--- WHAT YOU SHOULD DO ---
Could you find every line in the records below that contains the word "code" and copy it?

(Excerpts from an interface dataset)
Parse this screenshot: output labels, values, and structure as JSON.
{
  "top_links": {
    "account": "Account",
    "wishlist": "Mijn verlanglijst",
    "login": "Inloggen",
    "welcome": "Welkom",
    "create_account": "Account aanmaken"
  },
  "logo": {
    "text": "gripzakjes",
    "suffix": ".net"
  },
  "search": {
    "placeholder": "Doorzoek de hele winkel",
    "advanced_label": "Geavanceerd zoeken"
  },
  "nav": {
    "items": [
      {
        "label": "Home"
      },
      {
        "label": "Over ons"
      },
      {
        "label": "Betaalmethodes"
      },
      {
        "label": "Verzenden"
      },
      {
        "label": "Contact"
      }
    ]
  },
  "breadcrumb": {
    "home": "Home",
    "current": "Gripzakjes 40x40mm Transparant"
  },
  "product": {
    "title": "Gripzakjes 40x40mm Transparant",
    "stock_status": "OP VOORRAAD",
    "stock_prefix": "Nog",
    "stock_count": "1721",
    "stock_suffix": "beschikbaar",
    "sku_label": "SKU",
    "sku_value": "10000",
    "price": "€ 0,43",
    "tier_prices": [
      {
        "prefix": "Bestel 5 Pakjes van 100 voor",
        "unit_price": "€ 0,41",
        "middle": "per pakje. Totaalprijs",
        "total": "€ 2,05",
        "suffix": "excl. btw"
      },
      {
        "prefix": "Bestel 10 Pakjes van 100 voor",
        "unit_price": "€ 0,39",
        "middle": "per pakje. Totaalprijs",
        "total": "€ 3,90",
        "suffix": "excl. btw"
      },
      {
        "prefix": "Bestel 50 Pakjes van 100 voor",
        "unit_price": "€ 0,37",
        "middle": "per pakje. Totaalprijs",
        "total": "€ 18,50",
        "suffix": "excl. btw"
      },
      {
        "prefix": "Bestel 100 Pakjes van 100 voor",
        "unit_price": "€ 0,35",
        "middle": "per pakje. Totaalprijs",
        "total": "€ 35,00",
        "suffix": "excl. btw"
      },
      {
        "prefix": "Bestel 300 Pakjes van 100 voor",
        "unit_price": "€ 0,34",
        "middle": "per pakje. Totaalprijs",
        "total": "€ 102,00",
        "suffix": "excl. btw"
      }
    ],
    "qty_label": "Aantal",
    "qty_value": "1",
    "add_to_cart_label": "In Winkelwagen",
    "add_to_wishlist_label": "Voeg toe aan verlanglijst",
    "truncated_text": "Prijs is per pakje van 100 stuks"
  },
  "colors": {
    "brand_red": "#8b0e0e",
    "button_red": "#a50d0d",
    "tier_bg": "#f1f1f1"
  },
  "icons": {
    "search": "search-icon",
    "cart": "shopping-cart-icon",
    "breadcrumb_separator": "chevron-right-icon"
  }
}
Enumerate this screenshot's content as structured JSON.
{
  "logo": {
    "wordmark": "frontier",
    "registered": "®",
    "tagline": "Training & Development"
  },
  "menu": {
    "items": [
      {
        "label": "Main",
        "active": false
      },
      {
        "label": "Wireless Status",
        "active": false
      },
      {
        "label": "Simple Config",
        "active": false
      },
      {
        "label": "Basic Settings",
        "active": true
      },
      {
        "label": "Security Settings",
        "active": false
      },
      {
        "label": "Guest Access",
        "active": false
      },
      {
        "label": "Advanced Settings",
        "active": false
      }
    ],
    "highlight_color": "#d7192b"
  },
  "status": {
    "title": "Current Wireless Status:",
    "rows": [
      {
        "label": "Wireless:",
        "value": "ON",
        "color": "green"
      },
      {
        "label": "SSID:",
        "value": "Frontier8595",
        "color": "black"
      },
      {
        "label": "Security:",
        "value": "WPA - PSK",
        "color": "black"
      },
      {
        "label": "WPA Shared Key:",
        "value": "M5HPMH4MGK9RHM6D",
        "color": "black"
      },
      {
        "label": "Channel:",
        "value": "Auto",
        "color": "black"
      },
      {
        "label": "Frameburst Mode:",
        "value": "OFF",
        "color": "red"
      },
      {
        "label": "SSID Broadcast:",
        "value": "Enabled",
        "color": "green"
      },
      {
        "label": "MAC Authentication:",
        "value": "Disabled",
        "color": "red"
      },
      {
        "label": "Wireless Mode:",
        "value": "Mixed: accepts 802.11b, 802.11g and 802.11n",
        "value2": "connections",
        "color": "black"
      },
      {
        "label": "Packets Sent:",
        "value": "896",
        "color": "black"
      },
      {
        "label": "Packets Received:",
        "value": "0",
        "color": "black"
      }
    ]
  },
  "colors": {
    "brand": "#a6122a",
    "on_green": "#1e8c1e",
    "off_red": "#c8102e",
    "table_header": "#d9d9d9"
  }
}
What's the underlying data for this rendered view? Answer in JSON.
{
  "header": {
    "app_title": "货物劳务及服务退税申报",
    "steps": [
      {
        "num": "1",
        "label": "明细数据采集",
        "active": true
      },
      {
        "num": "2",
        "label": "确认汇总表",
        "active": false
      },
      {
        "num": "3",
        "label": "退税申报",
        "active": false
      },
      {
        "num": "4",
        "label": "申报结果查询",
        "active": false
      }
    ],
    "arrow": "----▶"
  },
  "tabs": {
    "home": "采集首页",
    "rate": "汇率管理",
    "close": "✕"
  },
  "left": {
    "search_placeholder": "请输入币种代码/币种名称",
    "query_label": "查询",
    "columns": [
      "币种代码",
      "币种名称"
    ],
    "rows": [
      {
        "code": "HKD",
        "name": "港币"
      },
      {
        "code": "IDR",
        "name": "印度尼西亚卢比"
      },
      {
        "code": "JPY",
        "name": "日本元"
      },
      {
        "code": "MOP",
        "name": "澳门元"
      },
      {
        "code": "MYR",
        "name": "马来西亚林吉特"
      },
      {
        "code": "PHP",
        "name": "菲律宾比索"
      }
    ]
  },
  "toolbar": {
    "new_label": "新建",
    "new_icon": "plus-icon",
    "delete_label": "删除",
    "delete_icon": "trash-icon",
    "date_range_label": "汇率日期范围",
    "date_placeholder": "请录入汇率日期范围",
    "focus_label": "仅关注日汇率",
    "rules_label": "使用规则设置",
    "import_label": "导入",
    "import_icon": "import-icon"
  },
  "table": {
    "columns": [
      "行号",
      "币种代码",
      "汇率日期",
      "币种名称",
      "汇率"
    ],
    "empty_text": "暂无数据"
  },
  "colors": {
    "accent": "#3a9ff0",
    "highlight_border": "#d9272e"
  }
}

--- REPLY TO THE EXERCISE ---
        "code": "HKD",
        "code": "IDR",
        "code": "JPY",
        "code": "MOP",
        "code": "MYR",
        "code": "PHP",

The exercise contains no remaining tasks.